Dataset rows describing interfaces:
-=-=-=-=-

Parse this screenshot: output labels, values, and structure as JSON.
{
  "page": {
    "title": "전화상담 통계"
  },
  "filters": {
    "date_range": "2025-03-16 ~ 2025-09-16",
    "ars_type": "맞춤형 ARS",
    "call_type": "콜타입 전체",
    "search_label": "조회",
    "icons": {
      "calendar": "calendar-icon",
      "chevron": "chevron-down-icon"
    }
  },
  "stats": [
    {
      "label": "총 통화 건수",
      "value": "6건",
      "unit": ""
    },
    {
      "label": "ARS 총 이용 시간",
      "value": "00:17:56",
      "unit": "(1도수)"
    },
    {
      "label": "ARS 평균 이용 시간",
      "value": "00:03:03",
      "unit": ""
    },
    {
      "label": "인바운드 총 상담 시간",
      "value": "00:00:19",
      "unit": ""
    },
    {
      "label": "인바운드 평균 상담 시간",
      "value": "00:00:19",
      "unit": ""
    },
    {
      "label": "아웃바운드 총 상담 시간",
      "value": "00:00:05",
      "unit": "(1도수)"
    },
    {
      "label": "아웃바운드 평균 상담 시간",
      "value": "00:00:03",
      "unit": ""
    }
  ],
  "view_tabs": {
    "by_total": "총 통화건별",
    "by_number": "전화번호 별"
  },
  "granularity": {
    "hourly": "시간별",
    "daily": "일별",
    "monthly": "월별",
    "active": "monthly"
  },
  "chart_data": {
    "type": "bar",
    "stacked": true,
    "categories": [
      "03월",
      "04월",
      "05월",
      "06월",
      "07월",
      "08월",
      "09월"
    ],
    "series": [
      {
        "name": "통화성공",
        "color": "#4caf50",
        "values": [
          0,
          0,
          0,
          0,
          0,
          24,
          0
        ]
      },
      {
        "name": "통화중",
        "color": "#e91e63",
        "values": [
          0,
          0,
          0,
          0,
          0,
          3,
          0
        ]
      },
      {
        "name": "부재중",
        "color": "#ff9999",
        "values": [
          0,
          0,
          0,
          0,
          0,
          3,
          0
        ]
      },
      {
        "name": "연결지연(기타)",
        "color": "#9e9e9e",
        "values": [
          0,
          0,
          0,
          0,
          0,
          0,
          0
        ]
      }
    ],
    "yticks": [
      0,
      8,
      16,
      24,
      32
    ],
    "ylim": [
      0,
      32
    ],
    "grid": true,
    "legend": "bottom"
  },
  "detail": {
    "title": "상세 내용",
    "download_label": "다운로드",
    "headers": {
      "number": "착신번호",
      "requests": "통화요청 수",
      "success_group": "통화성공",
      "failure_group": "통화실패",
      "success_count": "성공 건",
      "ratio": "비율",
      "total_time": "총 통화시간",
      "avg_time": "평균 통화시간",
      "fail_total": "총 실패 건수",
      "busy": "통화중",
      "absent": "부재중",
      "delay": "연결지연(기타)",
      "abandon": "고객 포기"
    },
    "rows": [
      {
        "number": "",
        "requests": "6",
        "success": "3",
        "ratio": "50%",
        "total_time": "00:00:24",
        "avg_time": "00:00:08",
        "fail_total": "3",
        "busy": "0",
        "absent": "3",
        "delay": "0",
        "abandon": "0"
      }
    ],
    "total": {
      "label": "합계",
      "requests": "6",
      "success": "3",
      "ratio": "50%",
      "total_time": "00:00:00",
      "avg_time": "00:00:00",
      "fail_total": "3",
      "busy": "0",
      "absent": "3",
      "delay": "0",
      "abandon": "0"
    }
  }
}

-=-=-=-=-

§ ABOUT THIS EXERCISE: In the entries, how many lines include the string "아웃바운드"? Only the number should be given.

§ ANSWER SPACE: 2